Written By: Aaron Taylor | @1flight37
Defensive Back | Ball State Football
Member of Ball State Sports Link
“Be a leader!”
Words I’ve heard all my life from coaches to parents to teachers. However, no one really ever tells you how.
Well when I got to college I met one.
Travis Freeman, our starting middle linebacker at the time, embodied what it meant to be a true captain on the field. He was a bulky senior weighing about 235 lbs. He was a monster in the middle.
The first day all the freshmen came to campus to watch the older guys cap off their first session of summer conditioning and agility, he made it very clear who he was.
“I’m a vet!” Freeman yelled at us as. We were all starstruck in the stands.
They were finishing up the last of their 110-yard runs and you could sense the charisma coming from the man. He went on to finish the season with the most career tackles in collegiate football (465), even eclipsing Notre Dame’s Heisman Trophy hopeful Manti Teo that year. Freeman averaged 9.5 tackles per game — for his career!
There seems to be so much value in being a leader. Being a leader is not just telling a group of people what to do. Being a leader to me is having the courage to make tough decisions in seemingly dire situations.
You must control your own fears and emotions before presenting a plan to a larger group. The first principle of leadership according to former New York City Mayor Rudy Giuliani is knowing what you believe.
With a set standard of values to adhere to, you can make a decision to steer your team in the right direction. Being a leader, you have direct control over the group’s destiny.
In order to achieve a common goal, a team must be in perfect synchronization. Everyone must have a clear understanding of their role and execute that role to the best of their ability.
Coach Lembo preaches: “control what you can control”. This statement reminds everyone on the team to keep outside distractions to a minimum and focus on the task at hand.
Preparation and communication are key elements in executing a plan. The better prepared you are, the more confidence you will have presenting your plan. Communication is imperative — you must be able to deliver a clear and concise message.
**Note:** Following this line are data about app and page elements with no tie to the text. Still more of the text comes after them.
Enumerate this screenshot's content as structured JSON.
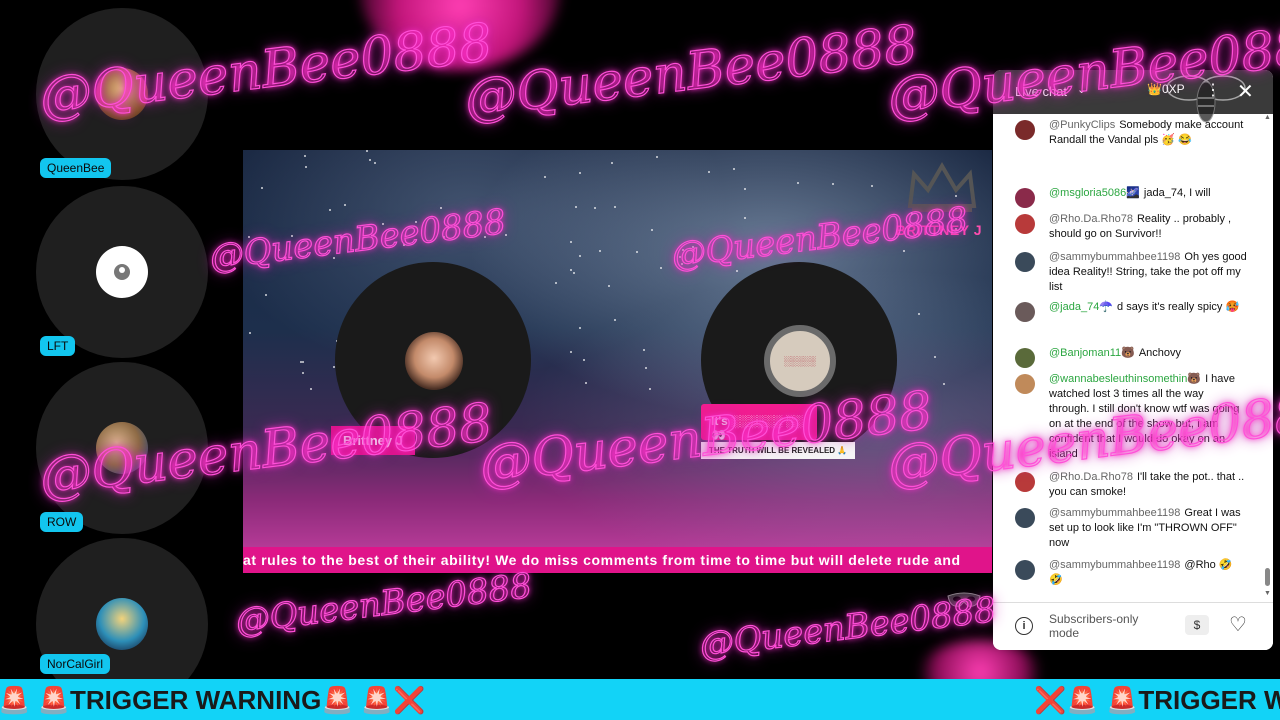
{
  "participants": [
    {
      "name": "QueenBee"
    },
    {
      "name": "LFT"
    },
    {
      "name": "ROW"
    },
    {
      "name": "NorCalGirl"
    }
  ],
  "stage": {
    "host_name": "Brittney J",
    "brand": "BRITTNEY J",
    "pink_card": "It's ░░░░░░ ░░ 👀",
    "truth_banner": "THE TRUTH WILL BE REVEALED 🙏",
    "logo_text": "░░░░░"
  },
  "ticker_pink": "at rules to the best of their ability! We do miss comments from time to time but will delete rude and",
  "ticker_cyan": {
    "left": "🚨 🚨TRIGGER WARNING🚨  🚨❌",
    "right": "❌🚨 🚨TRIGGER WA"
  },
  "watermark": "@QueenBee0888",
  "chat": {
    "title": "Live chat",
    "xp": "👑0XP",
    "messages": [
      {
        "author": "@PunkyClips",
        "text": "Somebody make account Randall the Vandal pls 🥳 😂",
        "author_green": false,
        "color": "#7a2a2a"
      },
      {
        "author": "@msgloria5086🌌",
        "text": "jada_74, I will",
        "author_green": true,
        "color": "#8a2a4a"
      },
      {
        "author": "@Rho.Da.Rho78",
        "text": "Reality .. probably , should go on Survivor!!",
        "author_green": false,
        "color": "#b83a3a"
      },
      {
        "author": "@sammybummahbee1198",
        "text": "Oh yes good idea Reality!! String, take the pot off my list",
        "author_green": false,
        "color": "#3a4a5a"
      },
      {
        "author": "@jada_74☂️",
        "text": "d says it's really spicy 🥵",
        "author_green": true,
        "color": "#6a5a5a"
      },
      {
        "author": "@Banjoman11🐻",
        "text": "Anchovy",
        "author_green": true,
        "color": "#5a6a3a"
      },
      {
        "author": "@wannabesleuthinsomethin🐻",
        "text": "I have watched lost 3 times all the way through. I still don't know wtf was going on at the end of the show but, I am confident that I would do okay on an island",
        "author_green": true,
        "color": "#c08a5a"
      },
      {
        "author": "@Rho.Da.Rho78",
        "text": "I'll take the pot.. that .. you can smoke!",
        "author_green": false,
        "color": "#b83a3a"
      },
      {
        "author": "@sammybummahbee1198",
        "text": "Great I was set up to look like I'm \"THROWN OFF\" now",
        "author_green": false,
        "color": "#3a4a5a"
      },
      {
        "author": "@sammybummahbee1198",
        "text": "@Rho 🤣 🤣",
        "author_green": false,
        "color": "#3a4a5a"
      }
    ],
    "footer_text": "Subscribers-only mode"
  }
}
Being a leader is all of these things, but none of it matters if you don’t genuinely care about the people you affect or the plan you’re trying to accomplish. You must consider others feelings and be able to take input from outside sources.
Your way is not always the best plan and other people may have solutions to problems that seemingly have no solution.